FIGHTING HUNGER: The Referral Connection, a Wakefield chapter of Business Network International, is supporting the Wakefield Interfaith Food Pantry this holiday season with its second annual Food for Friends drive.
Through the drive, the Referral Connection provides the pantry with at least $500 in food donations by chapter members, plus a $100 cash contribution.
Referral Connection members are also contacting clients, associates, friends, and family, encouraging them to support the food pantry.
“The Wakefield Interfaith Food Pantry provides an important service to the community,” said Joe Babcock, president of the Referral Connection. “We are a group of small businesses in and around Wakefield, and we want to support their work any way we can. In addition to our individual donations, we’re trying to spread the word to others in the area.”
“We really appreciate the generous donation from the Referral Connection and Business Network International,” said Maureen Miller, operations director of the food pantry. “Our community pantry works because of the terrific support we have from local businesses and organizations in the area. It’s this type of team effort that enables us to help our neighbors in need.”
The volunteer-run pantry, which is funded entirely through donations, provides food for needy families and individuals in Wakefield. Each month, approximately 350 households are served.
The pantry is on the lower level of the Americal Civic Center, 467 Main St., and accepts non-perishable food donations in the drop-off box there.
For a list of preferred food items and additional information visit wifoodpantry.org.
A HEALING APP: Marissa Eisen, a third-grader at Cohen Hillel Academy in Marblehead, is one of 12 grand-prize winners from around the United States in the Voices and Visions program.
Children ages 7 to 12 from across the country were invited to create a drawing, painting, or collage expressing their idea of tikkun olam, a Hebrew phrase that means repairing the world.
Eisen, 8, of Salem, created a poster with a Fight Famine app.
“People who connect to this app will find ways to stop world hunger,” Eisen said. “When we repair the world, we also connect to others.”

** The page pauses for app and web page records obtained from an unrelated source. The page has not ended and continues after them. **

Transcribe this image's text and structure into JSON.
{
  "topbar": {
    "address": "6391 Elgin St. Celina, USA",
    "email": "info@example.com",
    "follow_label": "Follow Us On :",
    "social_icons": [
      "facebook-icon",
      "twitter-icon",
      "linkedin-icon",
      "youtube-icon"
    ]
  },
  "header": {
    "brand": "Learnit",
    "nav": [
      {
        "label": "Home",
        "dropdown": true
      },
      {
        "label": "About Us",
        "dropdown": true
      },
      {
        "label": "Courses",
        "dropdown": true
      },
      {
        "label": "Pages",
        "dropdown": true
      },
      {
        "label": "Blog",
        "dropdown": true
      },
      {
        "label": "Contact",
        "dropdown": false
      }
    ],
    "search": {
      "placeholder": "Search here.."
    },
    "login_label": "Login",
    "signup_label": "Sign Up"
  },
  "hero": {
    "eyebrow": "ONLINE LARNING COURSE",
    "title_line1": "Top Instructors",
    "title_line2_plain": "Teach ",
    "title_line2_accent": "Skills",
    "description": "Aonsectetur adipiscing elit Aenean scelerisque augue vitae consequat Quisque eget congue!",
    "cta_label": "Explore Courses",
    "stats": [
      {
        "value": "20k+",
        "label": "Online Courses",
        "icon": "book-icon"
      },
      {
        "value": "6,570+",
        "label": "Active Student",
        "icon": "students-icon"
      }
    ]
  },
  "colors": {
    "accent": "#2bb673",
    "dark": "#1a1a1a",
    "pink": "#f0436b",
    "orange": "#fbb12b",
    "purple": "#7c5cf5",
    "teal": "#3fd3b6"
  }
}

PJ Library is a free Jewish book and CD-of-the-month club for children ages 6 months to 8 years. It sends about 100,000 books monthly to Jewish children in 185 communities in North America.
Free subscriptions to PJ Library for Jewish children in the community are made possible with funding from the Robert I. Lappin Charitable Foundation and Cohen Hillel Academy, and by a grant from the Jewish Federation of the North Shore.
For more information about PJ Library or to register, contact Phyllis Osher at 978-740-4404 or e-mail firstname.lastname@example.org.
WHO’S WHAT WHERE: Kevin F. Smith, president and CEO of Winchester Hospital, has been named president of the Massachusetts Council of Community Hospitals. The nonprofit’s primary focus is advocacy for the advancement of community medicine and community hospitals. The council consists of 23 community hospitals from throughout the state that collectively handle more than 25 percent of acute care hospital admissions. . . . The Women of Northern Essex Community College recently held a fashion show at the Lanam Club in Andover featuring the fashions of Cristina’s and Dino International Furs, both of Andover. About $3,400 was raised to benefit the Women of NECC Scholarships.